In the wake of the May 2, 2011 takedown of public enemy number one, Osama Bin Laden, a doctor was taken into custody in Pakistan. Dr. Shakeel Afridi had been working on behalf of the CIA in Abbottabad when he set up a fake vaccination center with the explicit intent of taking blood samples from children believed to be relatives of Bin Laden. The Pakistani born and trained physician now faces a sentence of 33 years in prison and a hefty fine for his work attempting to triangulate the location of the world's most wanted man and, possibly, for militant links himself. As the Afridi case unfolds we are observing the delicate international relation bonds that allow medical work to continue as they are strained by political and religious pressure.

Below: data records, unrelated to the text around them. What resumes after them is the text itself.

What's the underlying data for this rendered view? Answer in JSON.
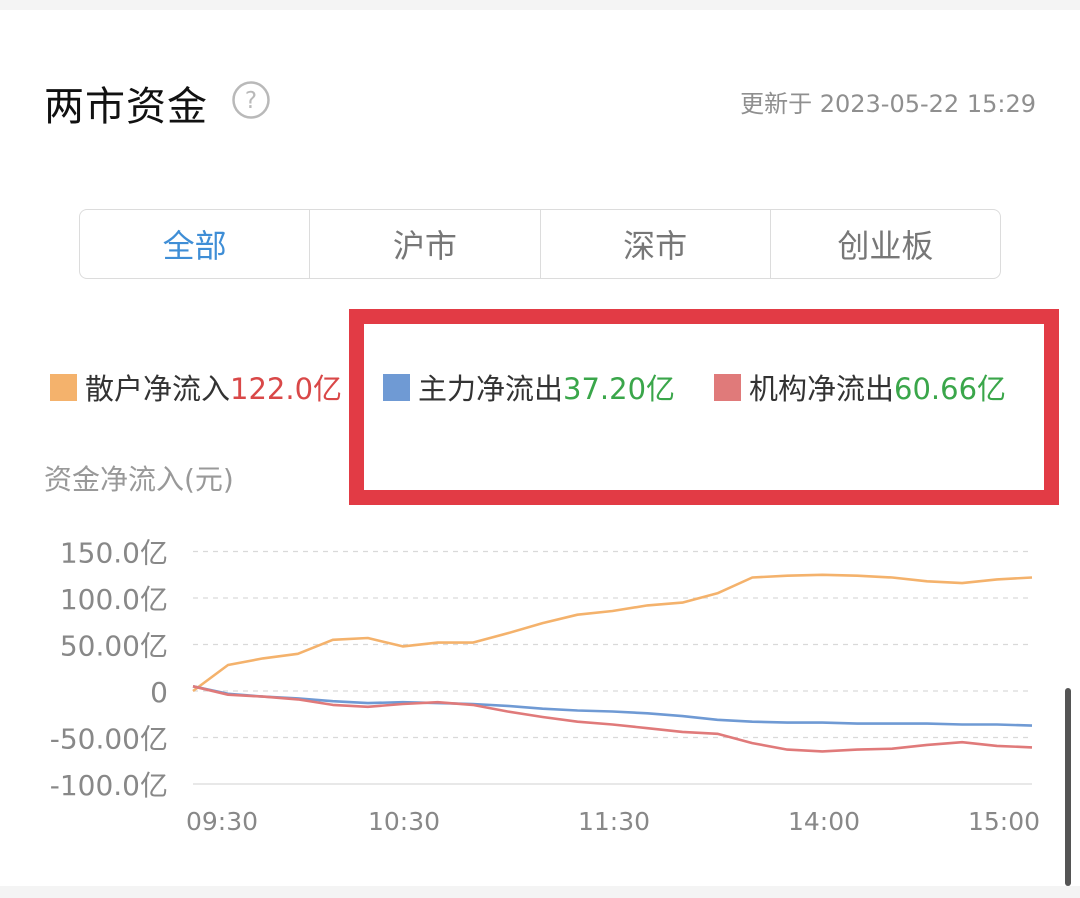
{
  "header": {
    "title": "两市资金",
    "update_text": "更新于 2023-05-22 15:29"
  },
  "tabs": [
    {
      "label": "全部",
      "active": true
    },
    {
      "label": "沪市",
      "active": false
    },
    {
      "label": "深市",
      "active": false
    },
    {
      "label": "创业板",
      "active": false
    }
  ],
  "legend": [
    {
      "label": "散户净流入",
      "value": "122.0亿",
      "swatch_color": "#f4b26c",
      "value_color": "#d94848"
    },
    {
      "label": "主力净流出",
      "value": "37.20亿",
      "swatch_color": "#6f9ad4",
      "value_color": "#3aa64a"
    },
    {
      "label": "机构净流出",
      "value": "60.66亿",
      "swatch_color": "#e07a7a",
      "value_color": "#3aa64a"
    }
  ],
  "chart_data": {
    "type": "line",
    "ylabel": "资金净流入(元)",
    "ylim": [
      -100,
      150
    ],
    "yticks": [
      150,
      100,
      50,
      0,
      -50,
      -100
    ],
    "ytick_labels": [
      "150.0亿",
      "100.0亿",
      "50.00亿",
      "0",
      "-50.00亿",
      "-100.0亿"
    ],
    "xticks": [
      "09:30",
      "10:30",
      "11:30",
      "14:00",
      "15:00"
    ],
    "grid": true,
    "x": [
      "09:30",
      "09:40",
      "09:50",
      "10:00",
      "10:10",
      "10:20",
      "10:30",
      "10:40",
      "10:50",
      "11:00",
      "11:10",
      "11:20",
      "11:30",
      "13:10",
      "13:20",
      "13:30",
      "13:40",
      "13:50",
      "14:00",
      "14:10",
      "14:20",
      "14:30",
      "14:40",
      "14:50",
      "15:00"
    ],
    "series": [
      {
        "name": "散户净流入",
        "color": "#f4b26c",
        "values": [
          0,
          28,
          35,
          40,
          55,
          57,
          48,
          52,
          52,
          62,
          73,
          82,
          86,
          92,
          95,
          105,
          122,
          124,
          125,
          124,
          122,
          118,
          116,
          120,
          122
        ]
      },
      {
        "name": "主力净流出",
        "color": "#6f9ad4",
        "values": [
          5,
          -3,
          -6,
          -8,
          -11,
          -13,
          -12,
          -13,
          -14,
          -16,
          -19,
          -21,
          -22,
          -24,
          -27,
          -31,
          -33,
          -34,
          -34,
          -35,
          -35,
          -35,
          -36,
          -36,
          -37.2
        ]
      },
      {
        "name": "机构净流出",
        "color": "#e07a7a",
        "values": [
          5,
          -4,
          -6,
          -9,
          -15,
          -17,
          -14,
          -12,
          -15,
          -22,
          -28,
          -33,
          -36,
          -40,
          -44,
          -46,
          -56,
          -63,
          -65,
          -63,
          -62,
          -58,
          -55,
          -59,
          -60.66
        ]
      }
    ]
  }
}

Within hours of the sentence outrage rocked the already fragile relationship between Washington and Islamabad with some members of Congress calling on Pakistan to release the doctor or face economic sanctions. In the eyes of many Americans, Afridi is a hero - one Congressman even authored legislation that would see the doctor become a naturalized citizen.
But there is another aspect of the CIA's use of a doctor in their quest for international justice that deserves attention. Indeed, while the goal of delivering up the leader of Al Qaida is noble, the means, in this case, have consequences the world round. Turning members of the medical community into possible CIA agents threatens to derail crucial humanitarian work especially, and most devastatingly, in the Muslim world.

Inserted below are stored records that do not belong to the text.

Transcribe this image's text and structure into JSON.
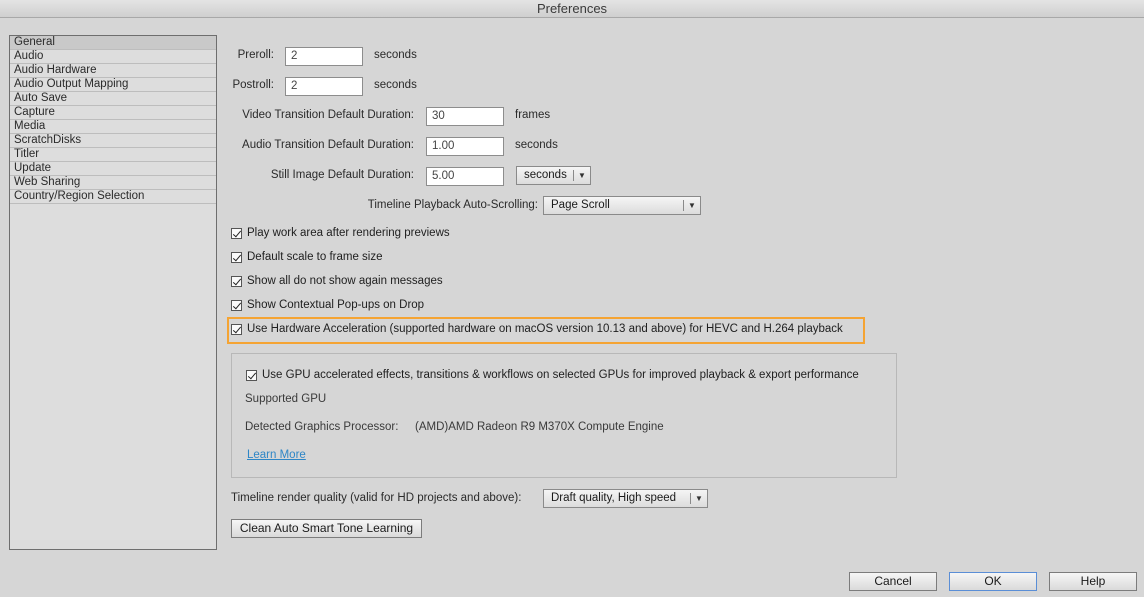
{
  "window": {
    "title": "Preferences"
  },
  "sidebar": {
    "items": [
      {
        "label": "General",
        "selected": true
      },
      {
        "label": "Audio"
      },
      {
        "label": "Audio Hardware"
      },
      {
        "label": "Audio Output Mapping"
      },
      {
        "label": "Auto Save"
      },
      {
        "label": "Capture"
      },
      {
        "label": "Media"
      },
      {
        "label": "ScratchDisks"
      },
      {
        "label": "Titler"
      },
      {
        "label": "Update"
      },
      {
        "label": "Web Sharing"
      },
      {
        "label": "Country/Region Selection"
      }
    ]
  },
  "general": {
    "preroll": {
      "label": "Preroll:",
      "value": "2",
      "unit": "seconds"
    },
    "postroll": {
      "label": "Postroll:",
      "value": "2",
      "unit": "seconds"
    },
    "video_transition": {
      "label": "Video Transition Default Duration:",
      "value": "30",
      "unit": "frames"
    },
    "audio_transition": {
      "label": "Audio Transition Default Duration:",
      "value": "1.00",
      "unit": "seconds"
    },
    "still_image": {
      "label": "Still Image Default Duration:",
      "value": "5.00",
      "unit_dropdown": "seconds"
    },
    "auto_scrolling": {
      "label": "Timeline Playback Auto-Scrolling:",
      "value": "Page Scroll"
    },
    "checkboxes": [
      {
        "label": "Play work area after rendering previews",
        "checked": true
      },
      {
        "label": "Default scale to frame size",
        "checked": true
      },
      {
        "label": "Show all do not show again messages",
        "checked": true
      },
      {
        "label": "Show Contextual Pop-ups on Drop",
        "checked": true
      },
      {
        "label": "Use Hardware Acceleration (supported hardware on macOS version 10.13 and above) for HEVC and H.264 playback",
        "checked": true
      }
    ],
    "gpu": {
      "checkbox_label": "Use GPU accelerated effects, transitions & workflows on selected GPUs for improved playback & export performance",
      "checked": true,
      "supported_label": "Supported GPU",
      "detected_label": "Detected Graphics Processor:",
      "detected_value": "(AMD)AMD Radeon R9 M370X Compute Engine",
      "learn_more": "Learn More"
    },
    "render_quality": {
      "label": "Timeline render quality (valid for HD projects and above):",
      "value": "Draft quality, High speed"
    },
    "clean_button": "Clean Auto Smart Tone Learning"
  },
  "footer": {
    "cancel": "Cancel",
    "ok": "OK",
    "help": "Help"
  },
  "colors": {
    "highlight": "#f5a433",
    "link": "#2e86c6"
  }
}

In the West we are familiar with anti-vaccine movements that typically originate in the fringes of legitimate scientific communities (the debunked vaccine-autism connection). In the Muslim world, however, there is a far more sinister conspiracy theory that now, with the revelation that Afridi was working for the CIA, has gained a certain amount of credence. The conspiracy theory alleges that the USA is using vaccine programs as a way to sterilize and kill off Muslims. In Muslim regions like Pakistan, Afghanistan, and Nigeria, where Islam dominates the political and religious landscape, any move that lends legitimacy to the rumors are destructive - especially as diseases like polio are making shocking comebacks.
Just months after India was proclaimed "polio free" thanks to a well executed vaccination program, its neighbor to the Northwest, Pakistan, is slipping. With the highest rate of polio cases in the world, 200 children paralyzed by the disease in 2011 alone, Pakistan is taking center stage as ground zero in a resurgent outbreak. Even as Islamabad is taking action, targeting 33 million children for vaccination, there are some Islamic clerics who insist these programs are nothing more than American attempts to destroy the children of Islam - literally. And now, thanks to Afridi, they have "proof."
At the heart of the issue is the question of how the medical community should be utilized in times of war. The use of Afridi in the assassination of Bin Laden has now jeopardized the lives of millions of children worldwide – setting a precedent that doctors cannot be trusted. Living in an age of globalization requires us to consider the consequences our actions will have on a large scale. In the short term Afridi appeared a good tool. In the long term, however, the use of doctors as agents of death puts the entire medical community in the position of having to prove itself innocent of political intrigue prior to effecting health care.
Yet the cultural impact of the American use of Afridi in its quest for Bin Laden is only one aspect of the resurgence of polio in the Muslim world. While the move was assuredly reckless and irresponsible, the system that has allowed the outbreak was already in place: rampant religious fervor responding to the radical inclinations of a few, poorly educated clerics. The dominos were lined up in advance of the American bumble.
Osama Bin Laden was assassinated following a global campaign that targeted him for his role, not in the organization or execution of the September 11, 2001 attack on the United States, but as the proverbial “godfather” of the terrorist network that perpetrated the acts. While his death was accompanied by a sense of closure for many in the West, what we assuredly do not want is a polio outbreak resulting from the manner in which that man’s life was taken. We do not want to be responsible for igniting the fears of the credulous simply due to a poorly planned operation in Abbottabad. The current outbreak could have been avoided had more foresight been applied – and while we surely have the benefit of hindsight at the moment, this case has again underscored the need for us to better appreciate the cultural landscape wherein our military operates.